◆ Your assignment
Look through the data that follows and say how many of its lines contain "POCHETTE", giving the number only.
Segment Start: Materials provided
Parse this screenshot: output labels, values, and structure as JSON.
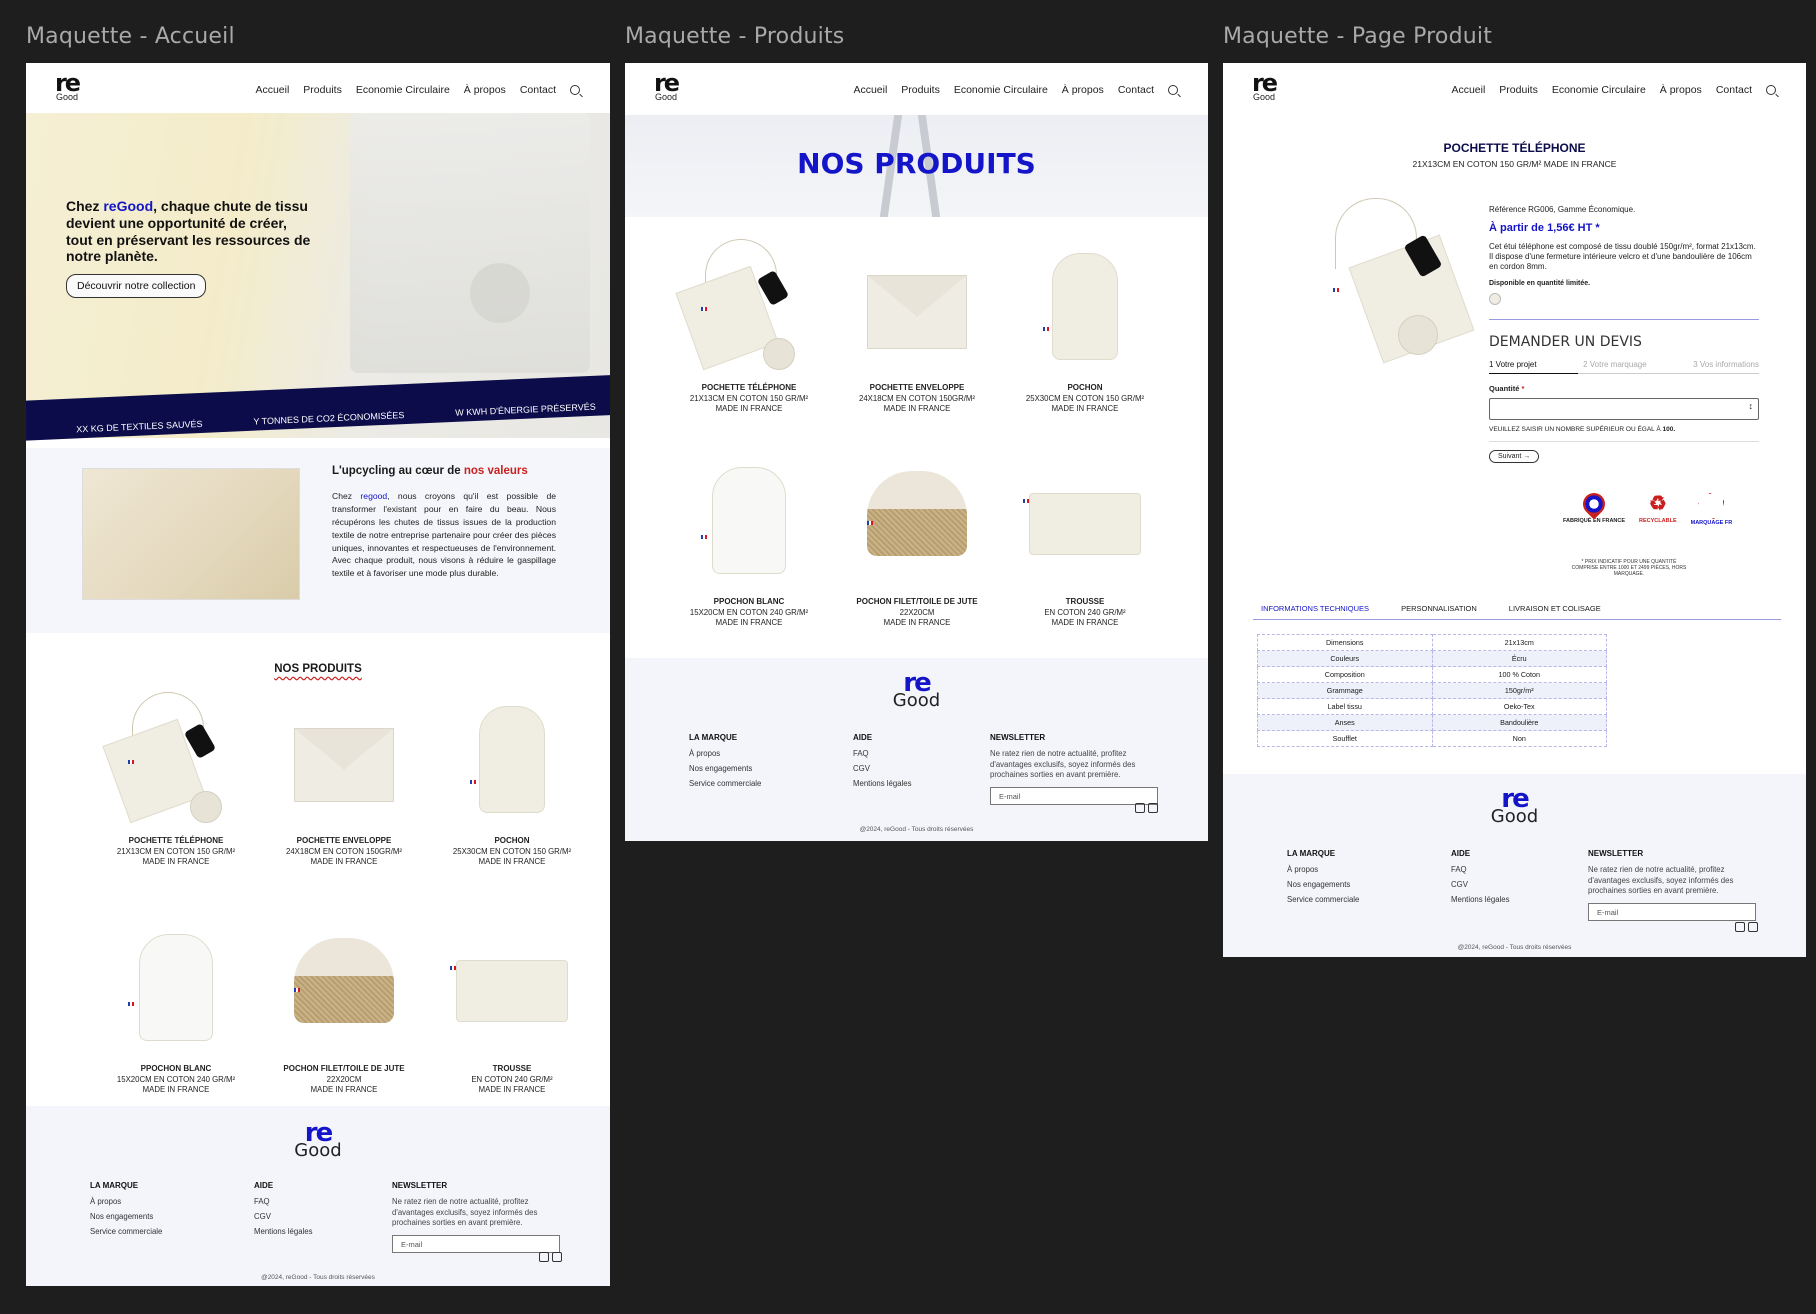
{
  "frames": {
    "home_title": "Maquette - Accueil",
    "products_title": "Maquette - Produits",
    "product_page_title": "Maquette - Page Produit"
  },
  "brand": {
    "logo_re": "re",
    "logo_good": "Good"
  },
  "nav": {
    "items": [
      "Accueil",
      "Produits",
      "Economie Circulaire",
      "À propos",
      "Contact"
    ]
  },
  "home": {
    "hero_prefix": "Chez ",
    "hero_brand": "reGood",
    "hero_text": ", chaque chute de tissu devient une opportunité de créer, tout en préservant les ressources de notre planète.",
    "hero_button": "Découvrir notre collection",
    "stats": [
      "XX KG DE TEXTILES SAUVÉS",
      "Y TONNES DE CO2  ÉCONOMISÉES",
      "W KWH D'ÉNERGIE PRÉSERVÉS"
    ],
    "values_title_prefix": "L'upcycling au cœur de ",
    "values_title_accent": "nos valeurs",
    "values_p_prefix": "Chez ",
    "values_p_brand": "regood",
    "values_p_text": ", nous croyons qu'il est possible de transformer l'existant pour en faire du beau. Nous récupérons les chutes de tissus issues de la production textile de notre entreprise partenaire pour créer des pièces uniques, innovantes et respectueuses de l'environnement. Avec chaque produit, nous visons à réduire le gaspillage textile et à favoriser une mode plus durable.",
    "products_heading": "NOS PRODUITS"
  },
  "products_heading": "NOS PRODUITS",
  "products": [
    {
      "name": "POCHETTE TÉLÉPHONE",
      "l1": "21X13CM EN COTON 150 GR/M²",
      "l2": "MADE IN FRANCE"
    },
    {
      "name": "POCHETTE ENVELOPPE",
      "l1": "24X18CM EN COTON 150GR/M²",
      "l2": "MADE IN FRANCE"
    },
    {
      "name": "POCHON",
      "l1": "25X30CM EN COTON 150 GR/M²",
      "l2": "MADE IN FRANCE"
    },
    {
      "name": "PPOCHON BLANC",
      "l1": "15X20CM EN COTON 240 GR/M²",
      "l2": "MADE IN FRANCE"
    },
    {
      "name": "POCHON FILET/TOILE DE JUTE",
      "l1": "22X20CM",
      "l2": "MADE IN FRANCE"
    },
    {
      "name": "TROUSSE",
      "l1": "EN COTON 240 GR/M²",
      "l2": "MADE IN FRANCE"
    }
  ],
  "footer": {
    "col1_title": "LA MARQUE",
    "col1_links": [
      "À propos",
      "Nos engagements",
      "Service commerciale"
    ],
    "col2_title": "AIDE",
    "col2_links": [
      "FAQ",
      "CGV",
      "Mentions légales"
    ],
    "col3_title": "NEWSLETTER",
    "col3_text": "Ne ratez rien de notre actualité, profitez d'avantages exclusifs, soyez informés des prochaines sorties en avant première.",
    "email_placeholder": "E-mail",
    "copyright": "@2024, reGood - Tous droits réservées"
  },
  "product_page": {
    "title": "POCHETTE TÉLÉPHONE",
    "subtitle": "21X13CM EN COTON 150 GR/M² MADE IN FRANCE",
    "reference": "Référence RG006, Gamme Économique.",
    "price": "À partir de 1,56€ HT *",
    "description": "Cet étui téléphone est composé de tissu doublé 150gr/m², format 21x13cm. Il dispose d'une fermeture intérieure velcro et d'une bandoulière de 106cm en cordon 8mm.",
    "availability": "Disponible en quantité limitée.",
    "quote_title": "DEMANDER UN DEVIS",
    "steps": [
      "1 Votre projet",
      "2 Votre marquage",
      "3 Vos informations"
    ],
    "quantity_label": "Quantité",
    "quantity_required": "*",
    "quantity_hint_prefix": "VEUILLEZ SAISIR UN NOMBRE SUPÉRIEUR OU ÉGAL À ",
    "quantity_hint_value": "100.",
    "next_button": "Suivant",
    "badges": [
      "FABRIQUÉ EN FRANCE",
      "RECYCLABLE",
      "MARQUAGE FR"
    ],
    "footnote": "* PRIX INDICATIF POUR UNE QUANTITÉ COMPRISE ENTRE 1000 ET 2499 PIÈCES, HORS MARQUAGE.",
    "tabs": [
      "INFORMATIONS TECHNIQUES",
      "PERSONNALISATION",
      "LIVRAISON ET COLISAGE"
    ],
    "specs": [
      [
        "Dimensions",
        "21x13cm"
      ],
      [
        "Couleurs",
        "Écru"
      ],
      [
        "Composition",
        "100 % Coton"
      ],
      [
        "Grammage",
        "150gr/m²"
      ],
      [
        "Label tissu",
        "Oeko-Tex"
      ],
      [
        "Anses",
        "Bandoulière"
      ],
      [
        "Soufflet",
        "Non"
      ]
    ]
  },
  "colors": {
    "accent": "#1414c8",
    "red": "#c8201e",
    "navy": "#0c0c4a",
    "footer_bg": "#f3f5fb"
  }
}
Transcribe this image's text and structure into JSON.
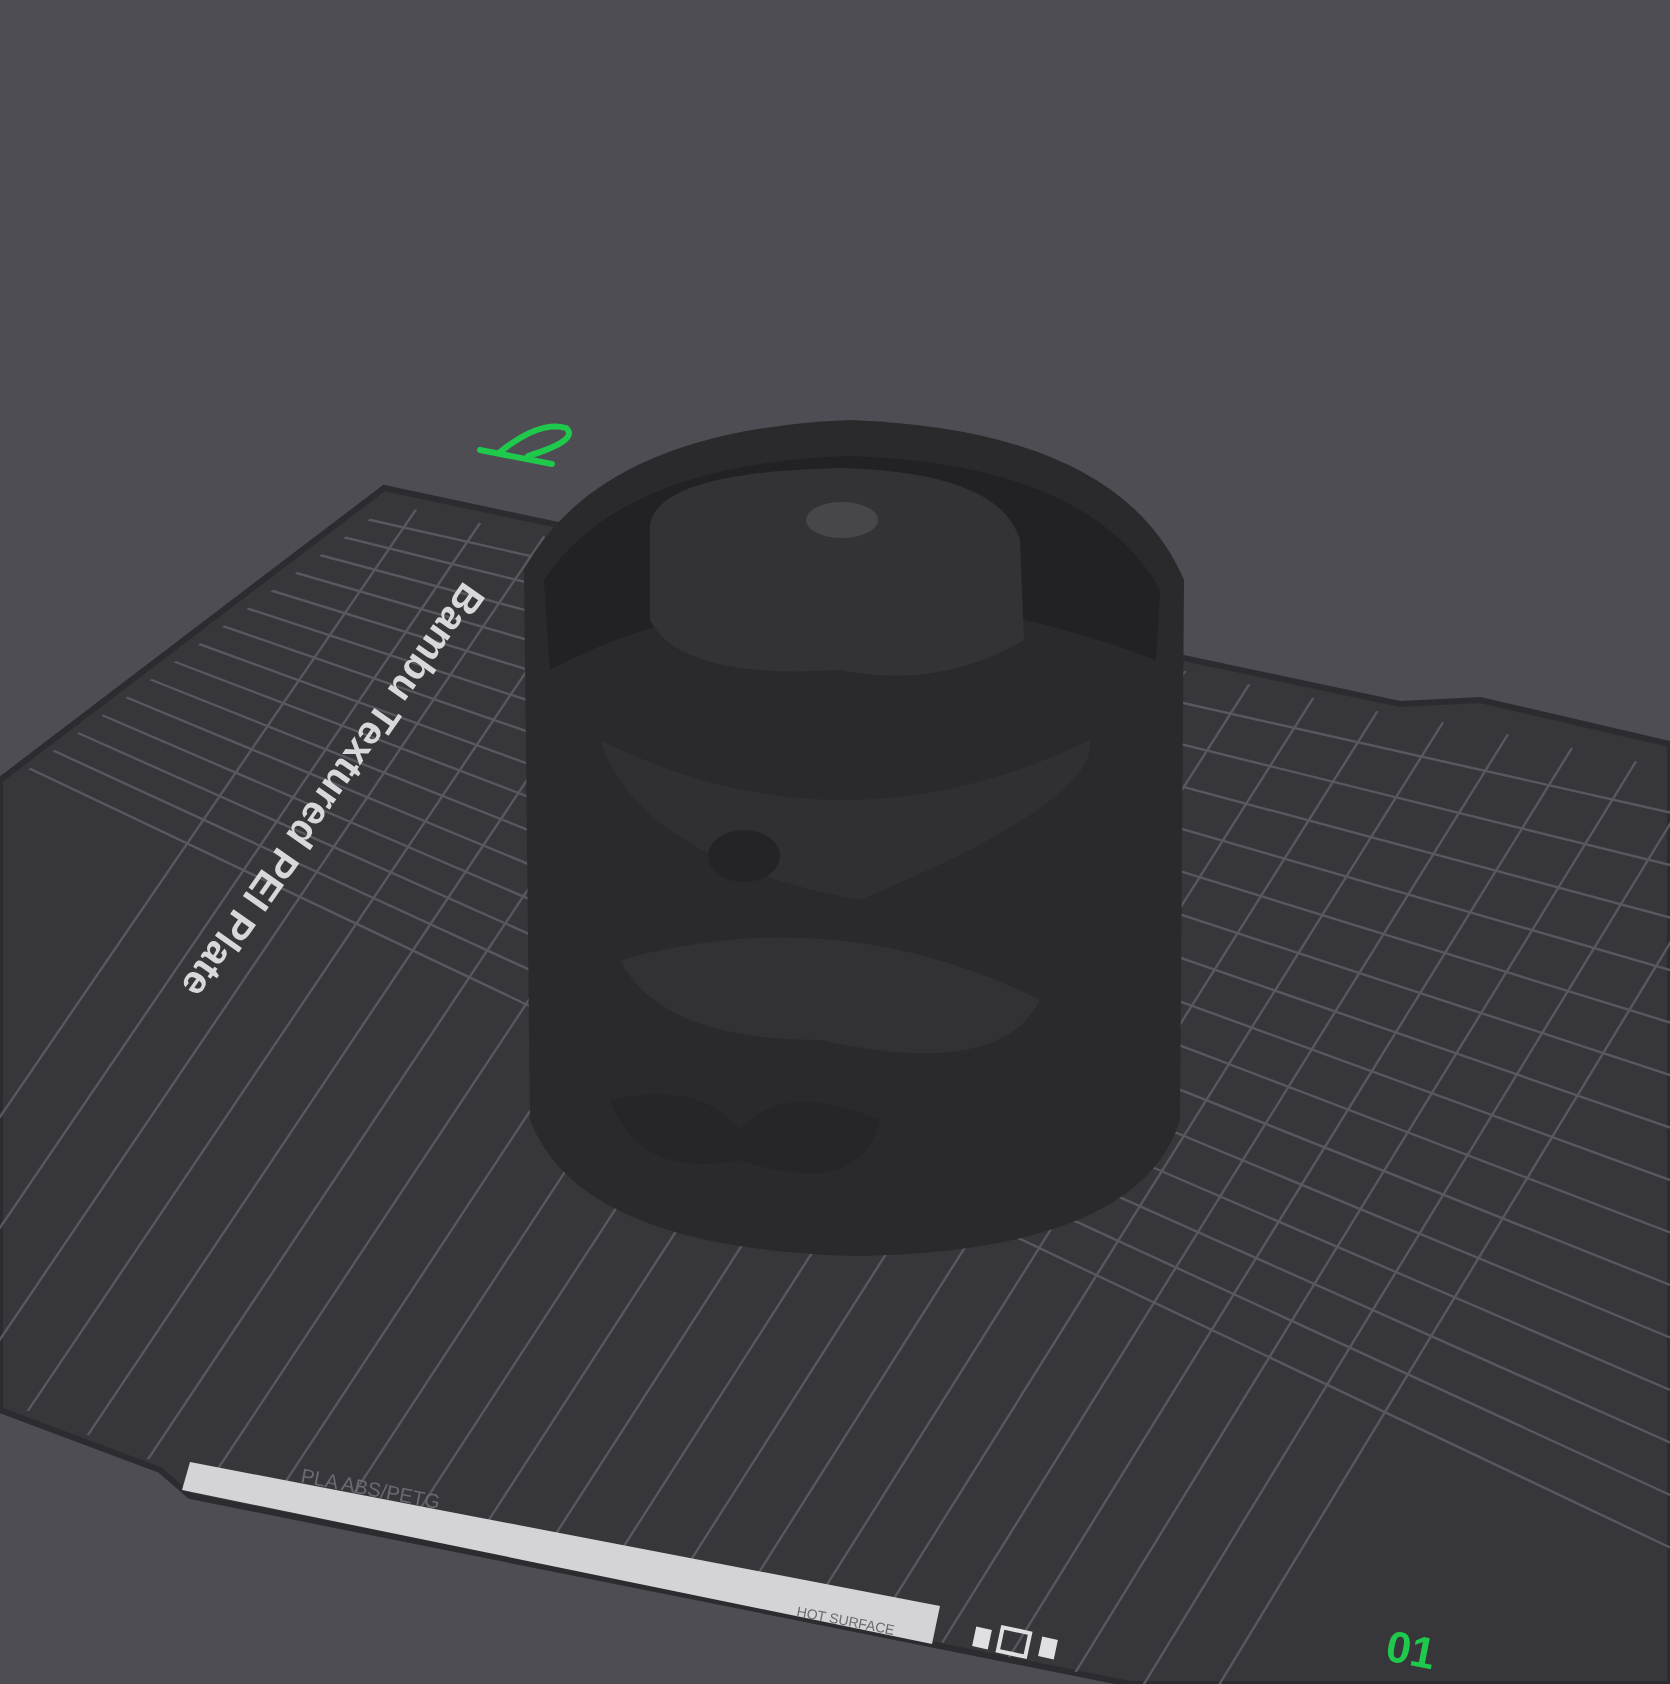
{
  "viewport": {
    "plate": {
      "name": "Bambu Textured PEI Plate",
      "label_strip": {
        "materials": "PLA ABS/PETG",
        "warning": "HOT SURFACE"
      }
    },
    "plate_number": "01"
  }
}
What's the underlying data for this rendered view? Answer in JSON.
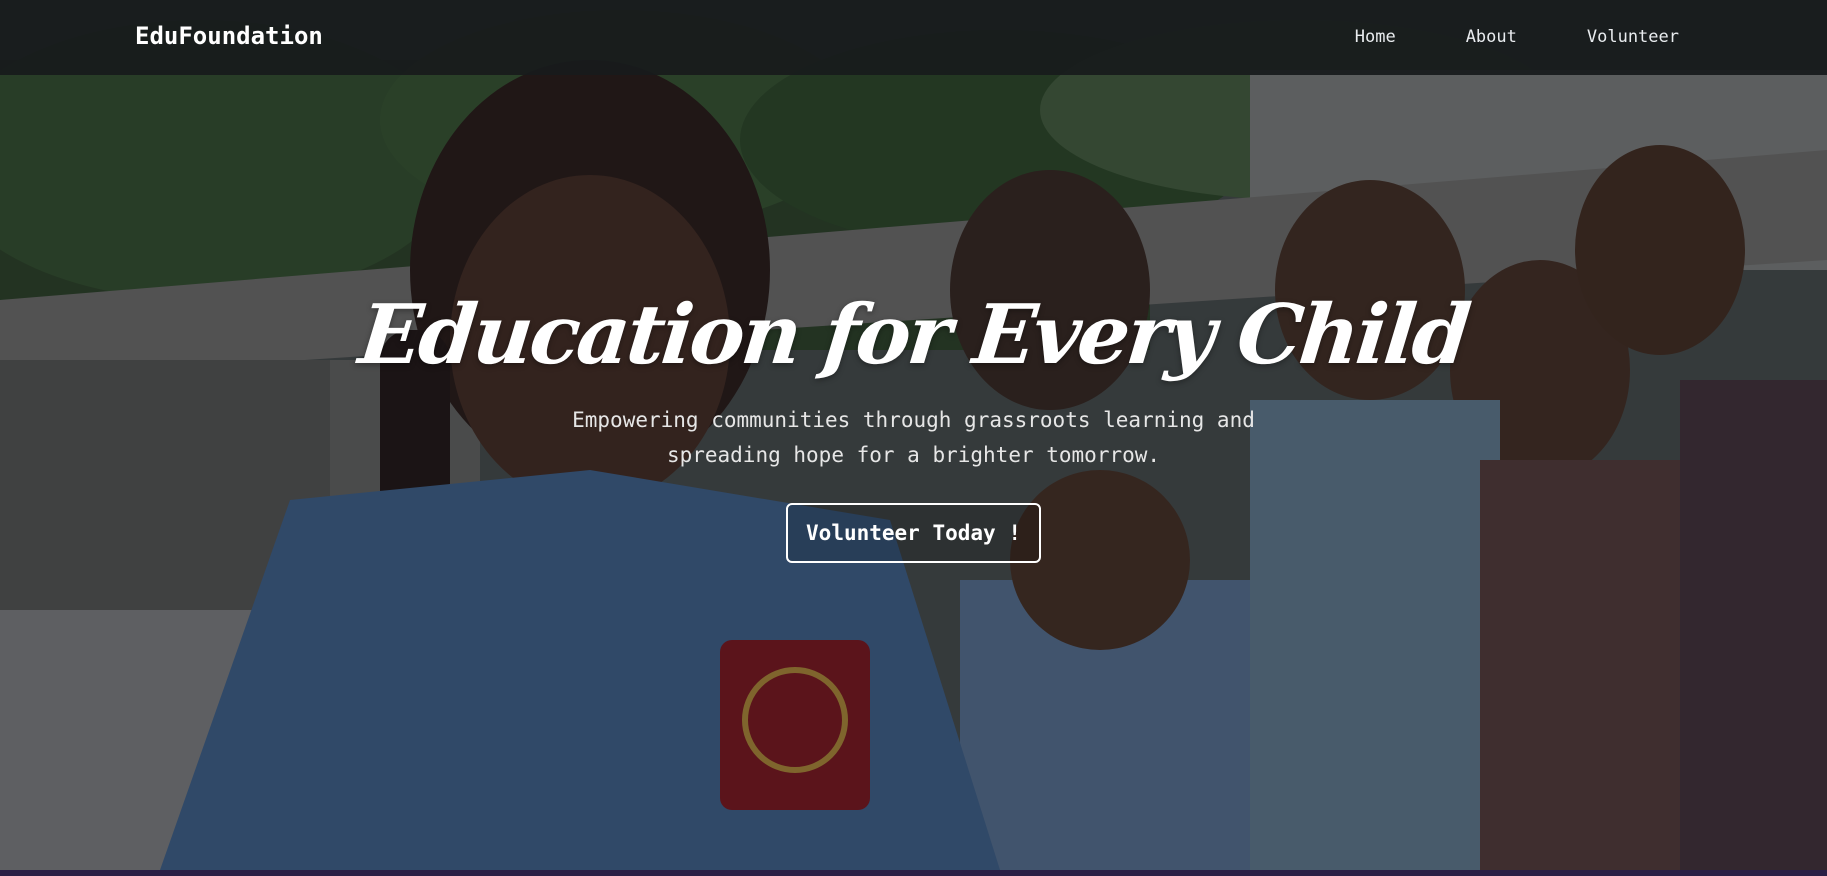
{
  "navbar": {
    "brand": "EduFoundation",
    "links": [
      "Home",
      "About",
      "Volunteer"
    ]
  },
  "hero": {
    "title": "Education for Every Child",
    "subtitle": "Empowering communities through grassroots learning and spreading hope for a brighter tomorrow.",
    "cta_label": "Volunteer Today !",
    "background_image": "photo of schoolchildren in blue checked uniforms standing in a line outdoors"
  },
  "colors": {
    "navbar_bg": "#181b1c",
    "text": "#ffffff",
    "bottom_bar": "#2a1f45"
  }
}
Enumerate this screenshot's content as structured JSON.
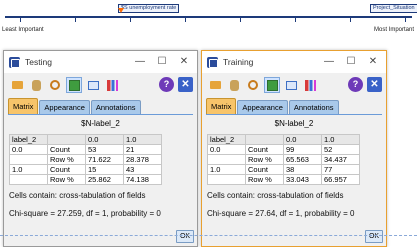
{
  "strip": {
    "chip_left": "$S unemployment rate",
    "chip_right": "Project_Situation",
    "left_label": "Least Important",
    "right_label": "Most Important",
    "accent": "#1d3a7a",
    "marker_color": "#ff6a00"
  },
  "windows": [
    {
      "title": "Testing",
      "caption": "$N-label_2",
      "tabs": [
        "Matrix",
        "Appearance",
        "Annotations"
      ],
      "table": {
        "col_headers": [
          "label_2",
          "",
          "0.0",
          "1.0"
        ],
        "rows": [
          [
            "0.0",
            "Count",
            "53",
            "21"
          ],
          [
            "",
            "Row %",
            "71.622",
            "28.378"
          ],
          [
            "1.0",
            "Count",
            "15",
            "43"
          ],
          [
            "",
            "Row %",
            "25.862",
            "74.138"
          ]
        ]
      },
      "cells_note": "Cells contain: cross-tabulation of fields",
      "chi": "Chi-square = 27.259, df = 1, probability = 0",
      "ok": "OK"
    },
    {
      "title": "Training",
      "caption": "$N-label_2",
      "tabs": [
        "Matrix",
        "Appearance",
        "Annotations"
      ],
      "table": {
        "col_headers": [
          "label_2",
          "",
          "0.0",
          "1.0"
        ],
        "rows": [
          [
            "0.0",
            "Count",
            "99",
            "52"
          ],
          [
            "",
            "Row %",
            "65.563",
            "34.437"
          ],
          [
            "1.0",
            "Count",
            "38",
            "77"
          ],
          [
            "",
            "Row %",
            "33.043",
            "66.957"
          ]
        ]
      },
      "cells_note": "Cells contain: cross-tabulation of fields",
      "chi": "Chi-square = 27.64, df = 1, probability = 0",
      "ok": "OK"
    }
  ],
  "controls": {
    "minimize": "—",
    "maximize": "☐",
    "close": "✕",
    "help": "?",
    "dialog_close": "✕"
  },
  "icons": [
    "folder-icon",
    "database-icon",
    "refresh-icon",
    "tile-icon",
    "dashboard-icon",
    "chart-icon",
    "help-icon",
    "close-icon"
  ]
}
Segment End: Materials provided
◆ Problem solution
3